» Try it: Starting with the line that contains "Read all visible" and ending with the final line of the data below, print those lines exactly and nothing else.

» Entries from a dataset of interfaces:
◆ ◆ ◆

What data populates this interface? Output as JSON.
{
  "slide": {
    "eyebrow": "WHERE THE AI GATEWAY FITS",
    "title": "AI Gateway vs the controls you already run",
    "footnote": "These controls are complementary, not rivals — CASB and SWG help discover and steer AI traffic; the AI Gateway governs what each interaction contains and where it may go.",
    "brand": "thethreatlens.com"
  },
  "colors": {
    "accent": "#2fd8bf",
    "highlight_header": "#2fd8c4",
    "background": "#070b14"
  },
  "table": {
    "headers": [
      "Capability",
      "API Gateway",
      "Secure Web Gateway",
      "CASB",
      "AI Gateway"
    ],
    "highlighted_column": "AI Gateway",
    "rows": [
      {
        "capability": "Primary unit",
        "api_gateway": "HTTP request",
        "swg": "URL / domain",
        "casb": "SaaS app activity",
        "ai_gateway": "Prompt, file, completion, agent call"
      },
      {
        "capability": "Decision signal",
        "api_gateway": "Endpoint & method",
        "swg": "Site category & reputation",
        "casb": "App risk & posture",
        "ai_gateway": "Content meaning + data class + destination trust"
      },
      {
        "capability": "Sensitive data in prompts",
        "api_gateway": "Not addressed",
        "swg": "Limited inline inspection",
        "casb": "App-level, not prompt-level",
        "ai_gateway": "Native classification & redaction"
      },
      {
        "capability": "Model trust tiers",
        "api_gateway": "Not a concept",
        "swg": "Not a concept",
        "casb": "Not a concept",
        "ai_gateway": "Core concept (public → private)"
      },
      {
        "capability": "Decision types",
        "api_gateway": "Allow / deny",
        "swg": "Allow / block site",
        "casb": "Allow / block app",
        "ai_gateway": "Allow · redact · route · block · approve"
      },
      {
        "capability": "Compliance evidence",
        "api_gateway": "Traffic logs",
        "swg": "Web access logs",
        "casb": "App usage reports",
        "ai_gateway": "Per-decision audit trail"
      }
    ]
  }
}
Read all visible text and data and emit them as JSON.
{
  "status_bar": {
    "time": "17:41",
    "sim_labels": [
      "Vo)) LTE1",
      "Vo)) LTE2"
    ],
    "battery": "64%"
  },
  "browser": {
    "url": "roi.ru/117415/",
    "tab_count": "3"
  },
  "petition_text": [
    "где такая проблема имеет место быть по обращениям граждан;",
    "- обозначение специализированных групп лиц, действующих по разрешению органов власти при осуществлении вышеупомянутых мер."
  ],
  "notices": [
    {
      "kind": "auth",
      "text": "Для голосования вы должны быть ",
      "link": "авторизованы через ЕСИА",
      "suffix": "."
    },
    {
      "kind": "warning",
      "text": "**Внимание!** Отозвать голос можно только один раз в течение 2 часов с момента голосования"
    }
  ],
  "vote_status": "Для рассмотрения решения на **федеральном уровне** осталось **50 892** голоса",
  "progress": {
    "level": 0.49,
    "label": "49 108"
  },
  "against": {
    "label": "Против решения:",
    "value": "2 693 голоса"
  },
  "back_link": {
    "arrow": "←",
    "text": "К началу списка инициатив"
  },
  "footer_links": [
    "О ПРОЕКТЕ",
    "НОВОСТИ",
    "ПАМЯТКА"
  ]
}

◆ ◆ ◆

» Result below:
Read all visible text and data and emit them as JSON.
{
  "status_bar": {
    "time": "17:41",
    "sim_labels": [
      "Vo)) LTE1",
      "Vo)) LTE2"
    ],
    "battery": "64%"
  },
  "browser": {
    "url": "roi.ru/117415/",
    "tab_count": "3"
  },
  "petition_text": [
    "где такая проблема имеет место быть по обращениям граждан;",
    "- обозначение специализированных групп лиц, действующих по разрешению органов власти при осуществлении вышеупомянутых мер."
  ],
  "notices": [
    {
      "kind": "auth",
      "text": "Для голосования вы должны быть ",
      "link": "авторизованы через ЕСИА",
      "suffix": "."
    },
    {
      "kind": "warning",
      "text": "**Внимание!** Отозвать голос можно только один раз в течение 2 часов с момента голосования"
    }
  ],
  "vote_status": "Для рассмотрения решения на **федеральном уровне** осталось **50 892** голоса",
  "progress": {
    "level": 0.49,
    "label": "49 108"
  },
  "against": {
    "label": "Против решения:",
    "value": "2 693 голоса"
  },
  "back_link": {
    "arrow": "←",
    "text": "К началу списка инициатив"
  },
  "footer_links": [
    "О ПРОЕКТЕ",
    "НОВОСТИ",
    "ПАМЯТКА"
  ]
}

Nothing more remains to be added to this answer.